In Lansing, the Michigan Department of Community Health is aware of these problems and more. John Dowling works on asthma policy issues. He says poverty also means it can be difficult to get proper and regular treatment for some kids.
“You can also have issues of access to care; maybe they don’t have access to transportation, so it’s difficult to make it to doctor’s appointments. It might be difficult for them to get to a pharmacy to get the proper medications if they have those prescriptions,” Dowling said. “Many might not have a primary-care physician. And, we do see a lot of folks relying on the emergency department for their care.”
And while the Michigan Legislature has recently increased funds for all these issues, Dowling said the state, counties, and cities like Detroit aren’t doing enough to make sure kids with asthma get all the care they need.
Dr. Toby Lewis at C.S. Mott Children’s Hospital is a leading expert on asthma in the state.
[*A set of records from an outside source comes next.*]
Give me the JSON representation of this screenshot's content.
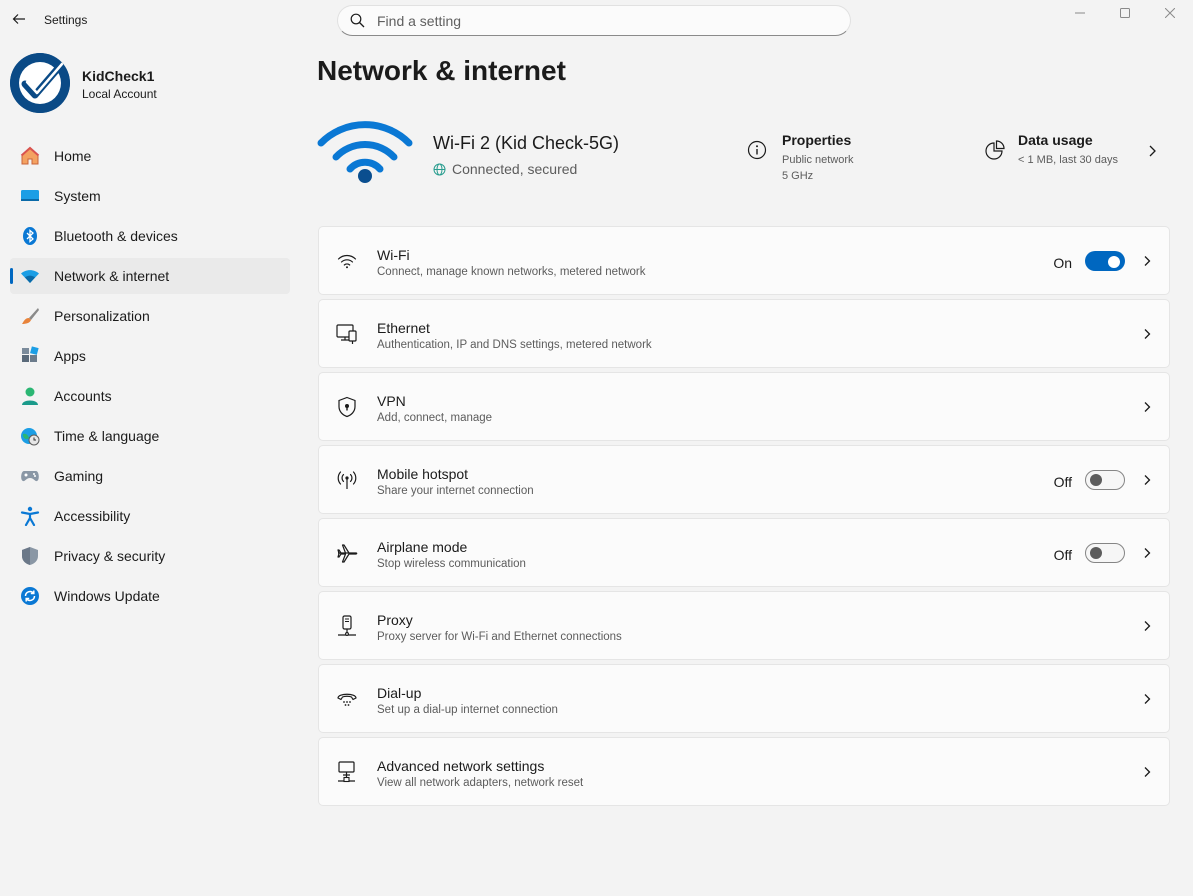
{
  "app": {
    "title": "Settings"
  },
  "search": {
    "placeholder": "Find a setting"
  },
  "account": {
    "name": "KidCheck1",
    "type": "Local Account"
  },
  "nav": {
    "items": [
      {
        "label": "Home",
        "icon": "home-icon"
      },
      {
        "label": "System",
        "icon": "system-icon"
      },
      {
        "label": "Bluetooth & devices",
        "icon": "bluetooth-icon"
      },
      {
        "label": "Network & internet",
        "icon": "network-icon",
        "active": true
      },
      {
        "label": "Personalization",
        "icon": "brush-icon"
      },
      {
        "label": "Apps",
        "icon": "apps-icon"
      },
      {
        "label": "Accounts",
        "icon": "accounts-icon"
      },
      {
        "label": "Time & language",
        "icon": "globe-clock-icon"
      },
      {
        "label": "Gaming",
        "icon": "gamepad-icon"
      },
      {
        "label": "Accessibility",
        "icon": "accessibility-icon"
      },
      {
        "label": "Privacy & security",
        "icon": "shield-icon"
      },
      {
        "label": "Windows Update",
        "icon": "update-icon"
      }
    ]
  },
  "page": {
    "title": "Network & internet"
  },
  "hero": {
    "network_name": "Wi-Fi 2 (Kid Check-5G)",
    "status": "Connected, secured",
    "properties": {
      "title": "Properties",
      "line1": "Public network",
      "line2": "5 GHz"
    },
    "data_usage": {
      "title": "Data usage",
      "line1": "< 1 MB, last 30 days"
    }
  },
  "cards": [
    {
      "title": "Wi-Fi",
      "subtitle": "Connect, manage known networks, metered network",
      "icon": "wifi-icon",
      "state": "On"
    },
    {
      "title": "Ethernet",
      "subtitle": "Authentication, IP and DNS settings, metered network",
      "icon": "ethernet-icon"
    },
    {
      "title": "VPN",
      "subtitle": "Add, connect, manage",
      "icon": "vpn-shield-icon"
    },
    {
      "title": "Mobile hotspot",
      "subtitle": "Share your internet connection",
      "icon": "hotspot-icon",
      "state": "Off"
    },
    {
      "title": "Airplane mode",
      "subtitle": "Stop wireless communication",
      "icon": "airplane-icon",
      "state": "Off"
    },
    {
      "title": "Proxy",
      "subtitle": "Proxy server for Wi-Fi and Ethernet connections",
      "icon": "proxy-icon"
    },
    {
      "title": "Dial-up",
      "subtitle": "Set up a dial-up internet connection",
      "icon": "dialup-icon"
    },
    {
      "title": "Advanced network settings",
      "subtitle": "View all network adapters, network reset",
      "icon": "advanced-network-icon"
    }
  ],
  "colors": {
    "accent": "#0067c0",
    "background": "#f3f3f3",
    "card": "#fbfbfb"
  }
}
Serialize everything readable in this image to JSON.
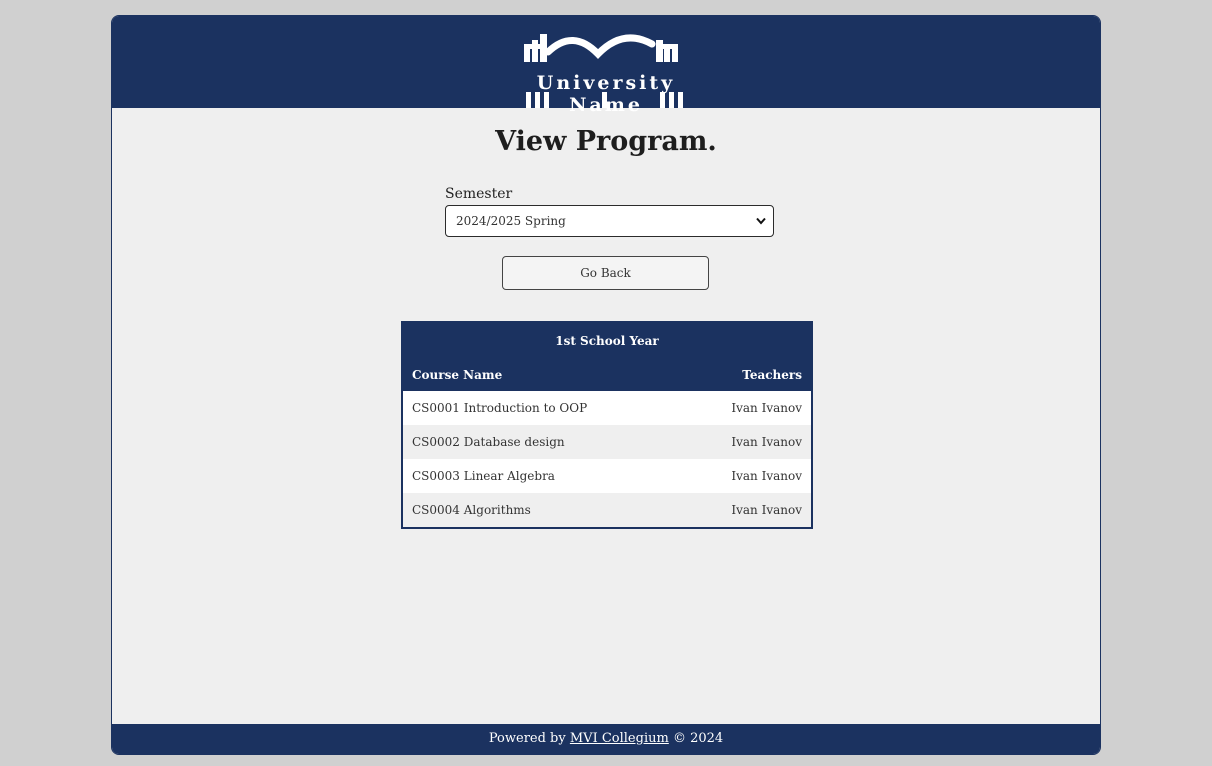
{
  "header": {
    "logo_text": "University Name"
  },
  "page": {
    "title": "View Program."
  },
  "semester": {
    "label": "Semester",
    "selected": "2024/2025 Spring"
  },
  "actions": {
    "go_back_label": "Go Back"
  },
  "program_table": {
    "year_label": "1st School Year",
    "columns": [
      "Course Name",
      "Teachers"
    ],
    "rows": [
      {
        "course": "CS0001 Introduction to OOP",
        "teacher": "Ivan Ivanov"
      },
      {
        "course": "CS0002 Database design",
        "teacher": "Ivan Ivanov"
      },
      {
        "course": "CS0003 Linear Algebra",
        "teacher": "Ivan Ivanov"
      },
      {
        "course": "CS0004 Algorithms",
        "teacher": "Ivan Ivanov"
      }
    ]
  },
  "footer": {
    "prefix": "Powered by",
    "link_text": "MVI Collegium",
    "suffix": "© 2024"
  },
  "colors": {
    "brand_navy": "#1b3260",
    "page_bg": "#d0d0d0",
    "content_bg": "#efefef"
  }
}
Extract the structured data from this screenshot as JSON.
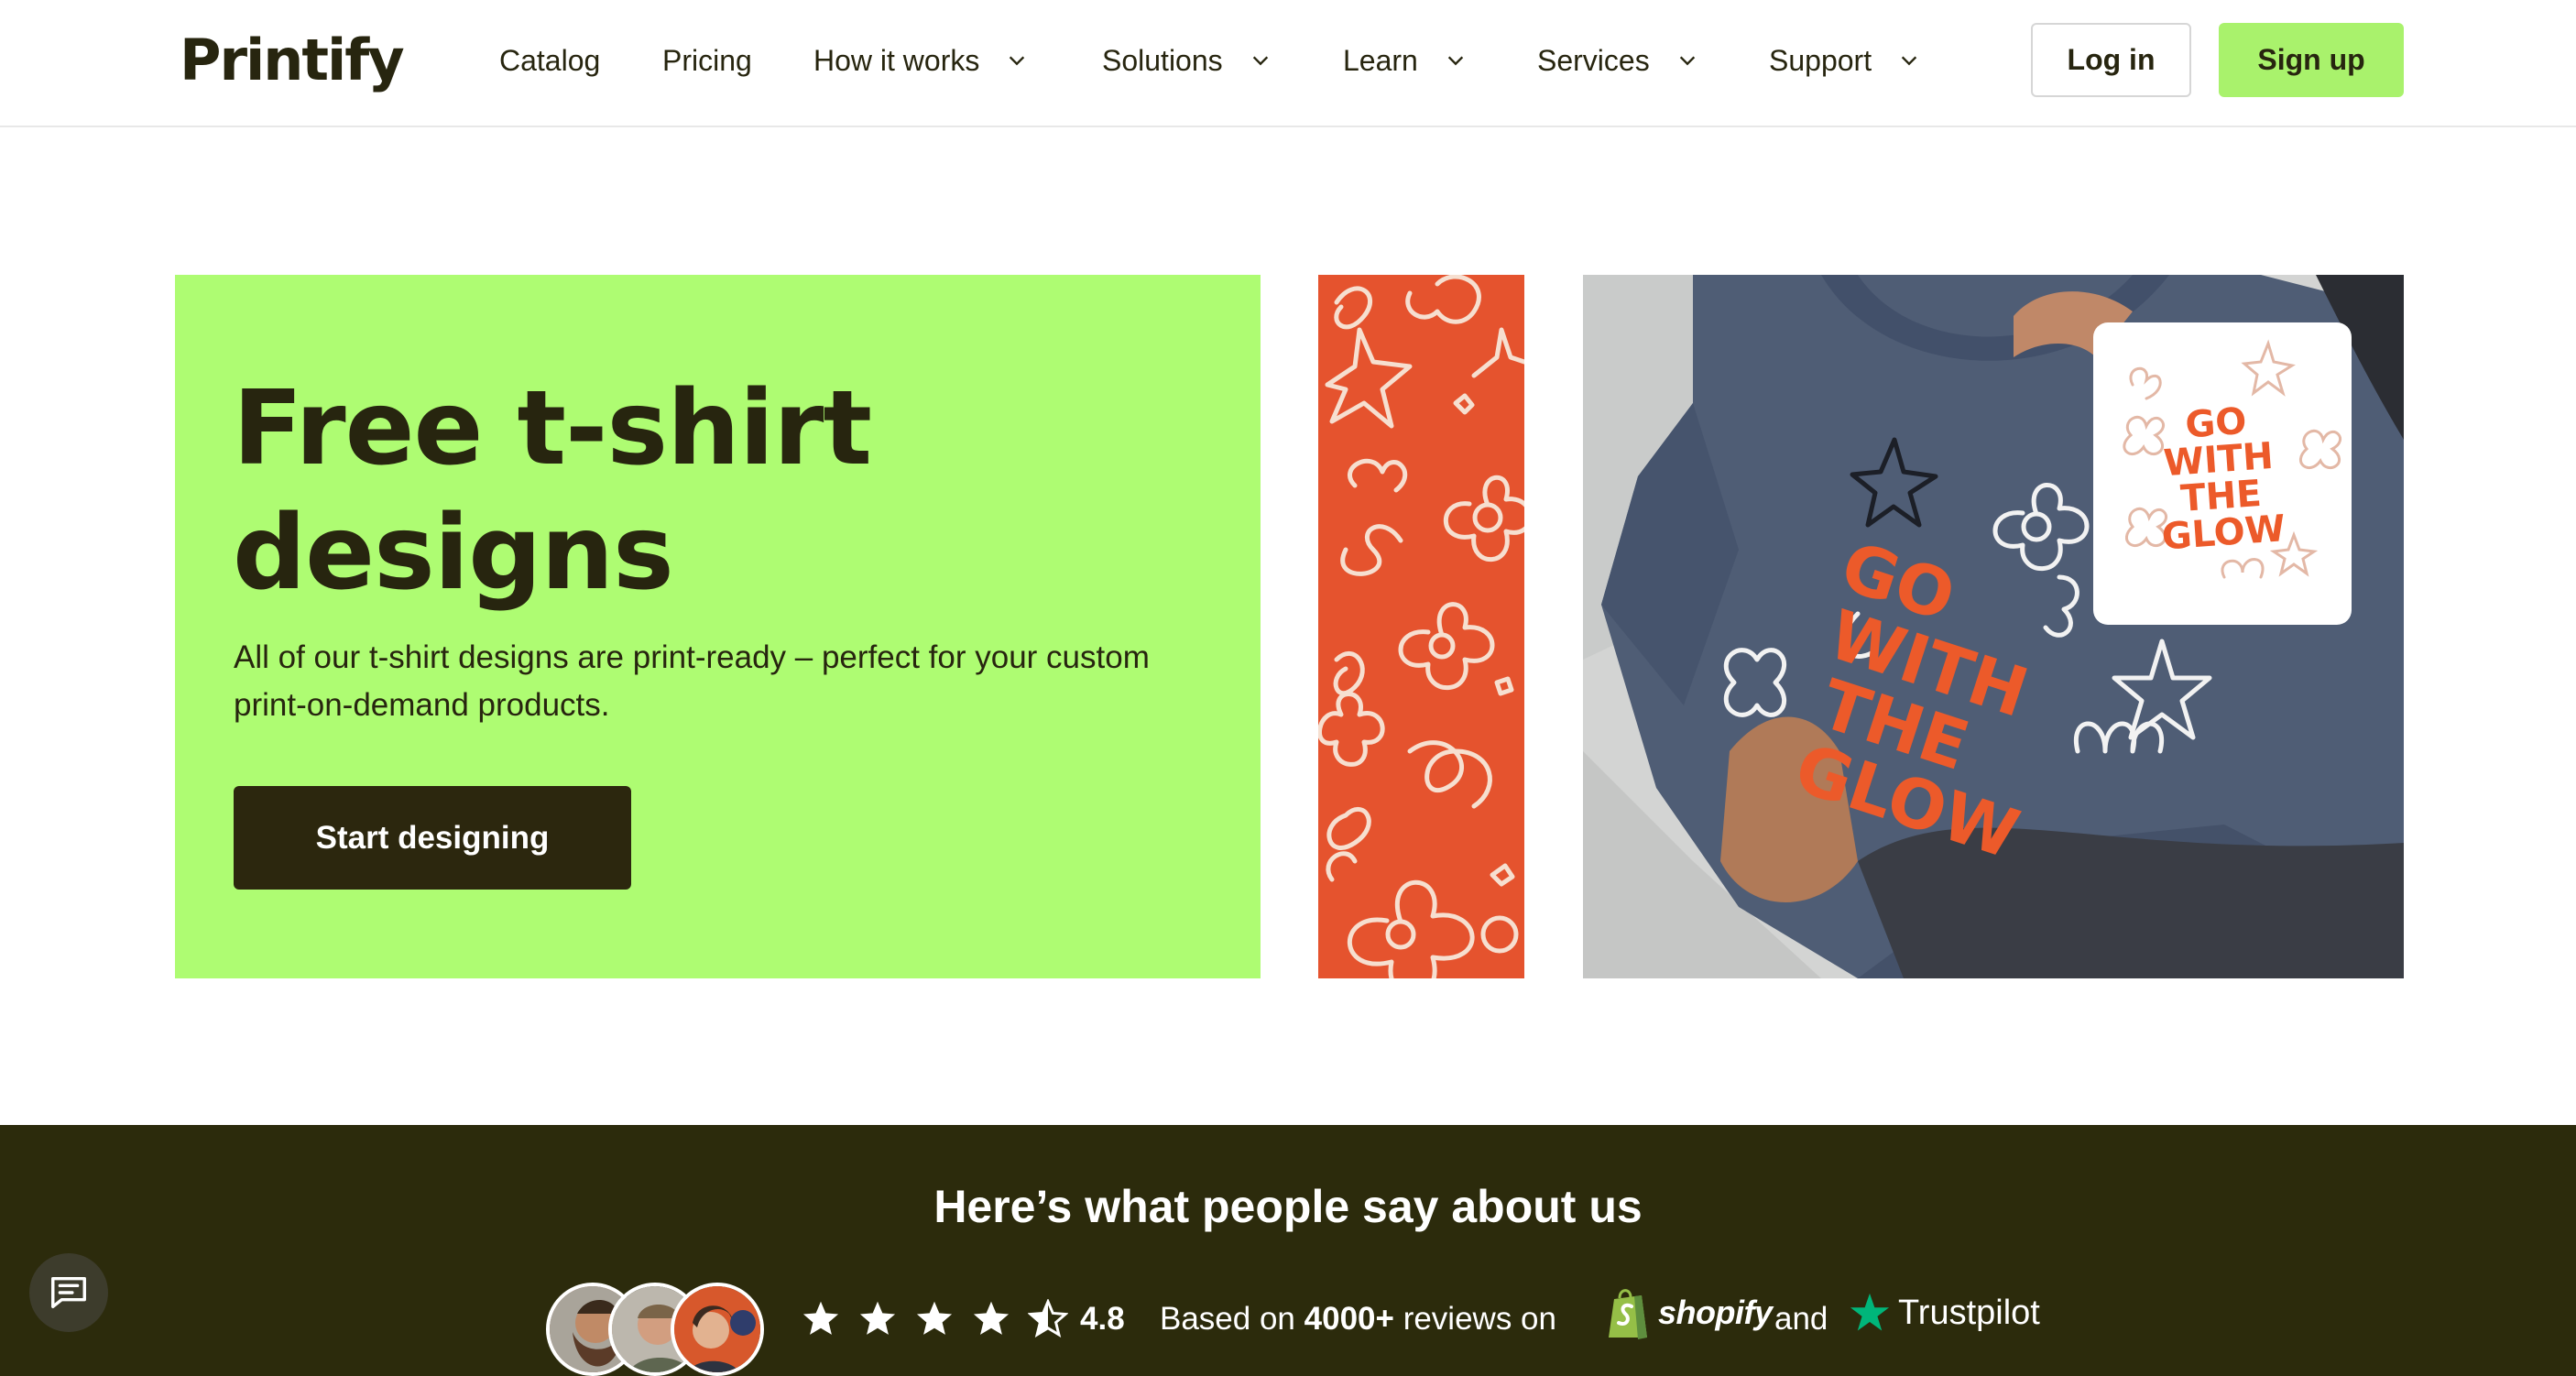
{
  "header": {
    "logo": "Printify",
    "nav": [
      {
        "label": "Catalog",
        "dropdown": false
      },
      {
        "label": "Pricing",
        "dropdown": false
      },
      {
        "label": "How it works",
        "dropdown": true
      },
      {
        "label": "Solutions",
        "dropdown": true
      },
      {
        "label": "Learn",
        "dropdown": true
      },
      {
        "label": "Services",
        "dropdown": true
      },
      {
        "label": "Support",
        "dropdown": true
      }
    ],
    "login_label": "Log in",
    "signup_label": "Sign up"
  },
  "hero": {
    "title_line1": "Free t-shirt",
    "title_line2": "designs",
    "description": "All of our t-shirt designs are print-ready – perfect for your custom print-on-demand products.",
    "cta_label": "Start designing",
    "photo_print_text": [
      "GO",
      "WITH",
      "THE",
      "GLOW"
    ],
    "photo_card_text": [
      "GO",
      "WITH",
      "THE",
      "GLOW"
    ]
  },
  "reviews": {
    "title": "Here’s what people say about us",
    "rating": "4.8",
    "stars": 4.5,
    "based_prefix": "Based on",
    "count": "4000+",
    "based_suffix": "reviews on",
    "shopify_label": "shopify",
    "and_label": "and",
    "trustpilot_label": "Trustpilot"
  },
  "colors": {
    "brand_dark": "#27250f",
    "accent_green": "#aefc72",
    "signup_green": "#a9f26c",
    "pattern_orange": "#e5532e",
    "band_dark": "#2c2b0c",
    "trustpilot_green": "#00b67a",
    "shopify_green": "#95bf47"
  },
  "icons": {
    "chevron": "chevron-down-icon",
    "chat": "chat-icon",
    "star": "star-icon"
  }
}
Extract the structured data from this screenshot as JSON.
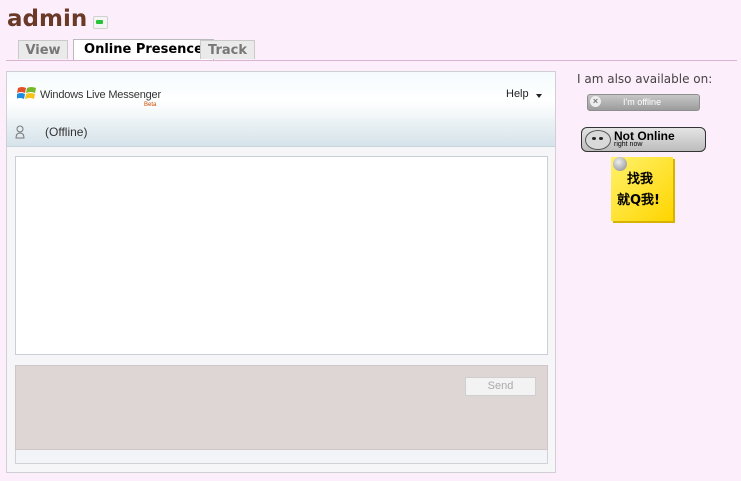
{
  "header": {
    "title": "admin",
    "status_icon": "online-status-icon",
    "status_color": "#27c235"
  },
  "tabs": [
    {
      "label": "View",
      "active": false
    },
    {
      "label": "Online Presence",
      "active": true
    },
    {
      "label": "Track",
      "active": false
    }
  ],
  "messenger": {
    "brand": "Windows Live Messenger",
    "beta": "Beta",
    "help_label": "Help",
    "user_status": "(Offline)",
    "send_label": "Send"
  },
  "sidebar": {
    "available_label": "I am also available on:",
    "badge1_label": "I'm offline",
    "badge2_title": "Not Online",
    "badge2_sub": "right now",
    "sticky_line1": "找我",
    "sticky_line2": "就Q我!"
  },
  "colors": {
    "background": "#fdeefb",
    "title": "#6a3a28",
    "compose_bg": "#ded5d5"
  }
}
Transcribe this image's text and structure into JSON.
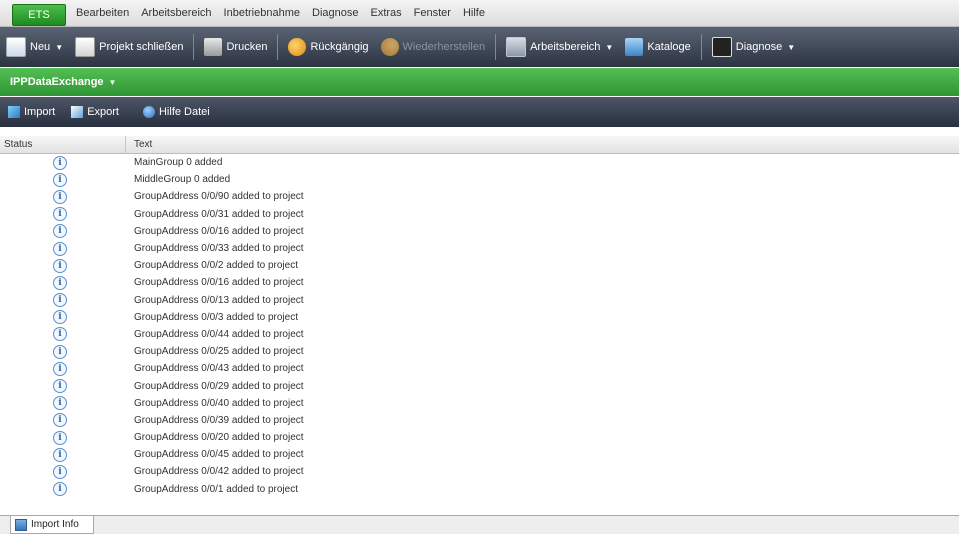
{
  "app": {
    "ets_label": "ETS"
  },
  "menu": [
    "Bearbeiten",
    "Arbeitsbereich",
    "Inbetriebnahme",
    "Diagnose",
    "Extras",
    "Fenster",
    "Hilfe"
  ],
  "toolbar": {
    "new_label": "Neu",
    "close_project_label": "Projekt schließen",
    "print_label": "Drucken",
    "undo_label": "Rückgängig",
    "redo_label": "Wiederherstellen",
    "workspace_label": "Arbeitsbereich",
    "catalogs_label": "Kataloge",
    "diagnose_label": "Diagnose"
  },
  "panel": {
    "title": "IPPDataExchange"
  },
  "subtoolbar": {
    "import_label": "Import",
    "export_label": "Export",
    "help_label": "Hilfe Datei"
  },
  "table": {
    "columns": [
      "Status",
      "Text"
    ],
    "rows": [
      "MainGroup 0 added",
      "MiddleGroup 0 added",
      "GroupAddress 0/0/90 added to project",
      "GroupAddress 0/0/31 added to project",
      "GroupAddress 0/0/16 added to project",
      "GroupAddress 0/0/33 added to project",
      "GroupAddress 0/0/2 added to project",
      "GroupAddress 0/0/16 added to project",
      "GroupAddress 0/0/13 added to project",
      "GroupAddress 0/0/3 added to project",
      "GroupAddress 0/0/44 added to project",
      "GroupAddress 0/0/25 added to project",
      "GroupAddress 0/0/43 added to project",
      "GroupAddress 0/0/29 added to project",
      "GroupAddress 0/0/40 added to project",
      "GroupAddress 0/0/39 added to project",
      "GroupAddress 0/0/20 added to project",
      "GroupAddress 0/0/45 added to project",
      "GroupAddress 0/0/42 added to project",
      "GroupAddress 0/0/1 added to project"
    ]
  },
  "bottom_tab": {
    "label": "Import Info"
  }
}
She says there are sometimes temporary federal research grants to evaluate programs, but it’s never enough.
“Funding for the types of grassroots programs that would really make a difference day to day in families’ lives – there’s really no stable funding source,” Lewis says.
She says Medicaid and private insurance on their own are not enough to meet all the needs to help kids with asthma or other ailments.
“So there’s really not much public health safety net available anymore for all sorts of public health problems, of which I would include asthma as a major one,” Lewis said.
And so many kids living in poverty in cities and in rural communities go without diagnosis of their asthma or they go without proper treatment.
That costs lives.
Asthma is a life-threatening disease. Kids sometimes die from it if they’re not treated.
From 2004 through 2006, there were 393 asthma deaths among children and adults in Michigan , and 30% of asthma deaths were in Wayne County.
And the experts say every one of those deaths was preventable.
That is a high cost for something as simple as follow-up teaching on the proper way to use medication or making sure a home is cleared of the things that trigger asthma attacks.
This story comes from the State of Opportunity documentary “Growing Up in Poverty and Pollution." You can find the full documentary here. Support for State of Opportunity comes from the W.K. Kellogg Foundation, a partner with communities where children come first.